This isn’t just semantics, and it’s not about minimizing diversity. It’s emphasizing universally inclusive practices, like parental leave offered regardless of gender or sexual orientation. Same goes with flexible work arrangements, which serve people in many different ways when they’re made available to everyone: They can reduce headaches for parents, caregivers, those with mobility challenges, and mega-commuters alike. These “for-everyone” policies don’t efface differences, they support them.
MITIGATING THE RISKS, AMPLIFYING THE BENEFITS
Inclusive programs, framed in ways that promote an organization’s values and benefit everyone, can be considered “superordinate goals” that unify people across group divisions. These goals are higher-order missions shared by multiple people, with rewards bestowed on everyone involved. (Science fiction frequently employs a big, scary superordinate goal as a narrative device: the aliens come to earth, and humanity suddenly gets along.) Superordinate goals support inclusion efforts because they get people thinking in terms of others’ skills and value–not their appearance, beliefs, or status.
We’re not saying that all employee resource groups should be banned, or that programs that benefit a single group should be done away with. There are times when institutional asymmetry–much like structural inequality in the broader society–has to be addressed head-on. When people are being paid less based on gender, when a certain demographic is being hired in paltry numbers, and when promotions only go to those who fit a certain mold, there’s no substitute for direct action.
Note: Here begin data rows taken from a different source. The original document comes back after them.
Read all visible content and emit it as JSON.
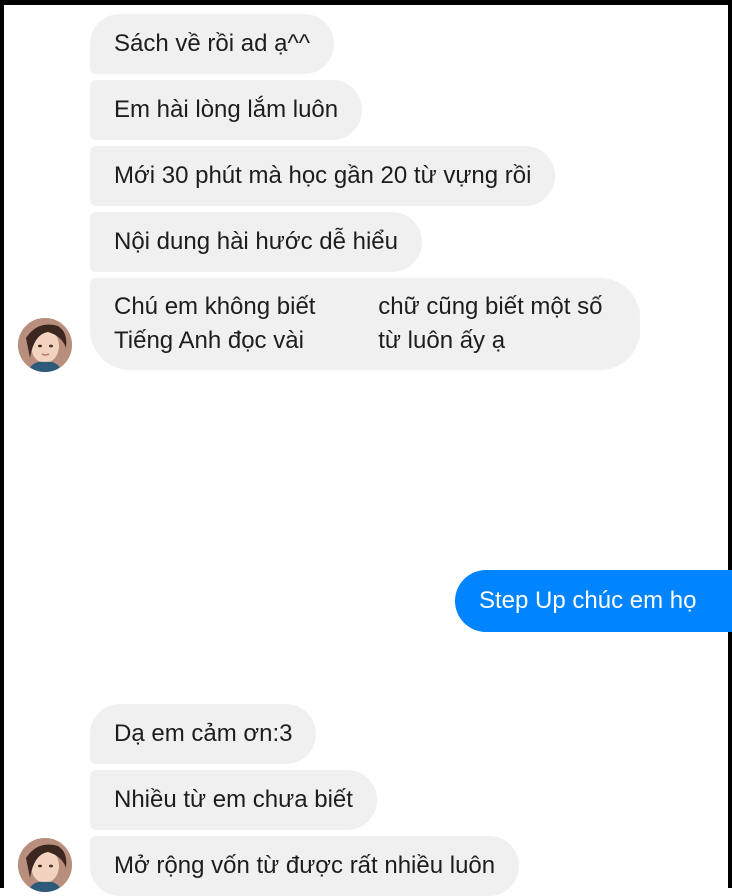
{
  "colors": {
    "incoming_bubble": "#f1f0f0",
    "outgoing_bubble": "#0084ff",
    "incoming_text": "#1d1d1d",
    "outgoing_text": "#ffffff"
  },
  "conversation": {
    "group1": {
      "messages": [
        "Sách về rồi ad ạ^^",
        "Em hài lòng lắm luôn",
        "Mới 30 phút mà học gần 20 từ vựng rồi",
        "Nội dung hài hước dễ hiểu"
      ],
      "last_message_lines": [
        "Chú em không biết Tiếng Anh đọc vài",
        "chữ cũng biết một số từ luôn ấy ạ"
      ],
      "avatar_icon": "user-avatar-icon"
    },
    "outgoing": {
      "text": "Step Up chúc em họ"
    },
    "group2": {
      "messages": [
        "Dạ em cảm ơn:3",
        "Nhiều từ em chưa biết",
        "Mở rộng vốn từ được rất nhiều luôn"
      ],
      "avatar_icon": "user-avatar-icon"
    }
  }
}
Nevertheless, we counsel our clients to understand the detrimental side effects that may follow those same, totally necessary actions. Every leader needs to be able to make important trade-offs, but charging ahead with difference-focused initiatives without understanding the risks involved won’t help an organization move in the right direction.
As we’ve studied organizations that are relatively more mature in their D&I efforts than others, one thing we’ve found is that difference-focused initiatives are more necessary in less mature cultures–the ones featuring large disparities between those in dominant and non-dominant groups. But the more diverse and inclusive a culture becomes, the more those gaps fade; before long, there aren’t seriously underrepresented groups in the organization anymore. And whenever other disparities are uncovered, they can be addressed in more targeted ways.
If you can create one large in-group, you can mitigate the risk of stereotyping and other biases. Everybody feels like they’re on the same team. And crucially, diversity and inclusion can truly reinforce one another.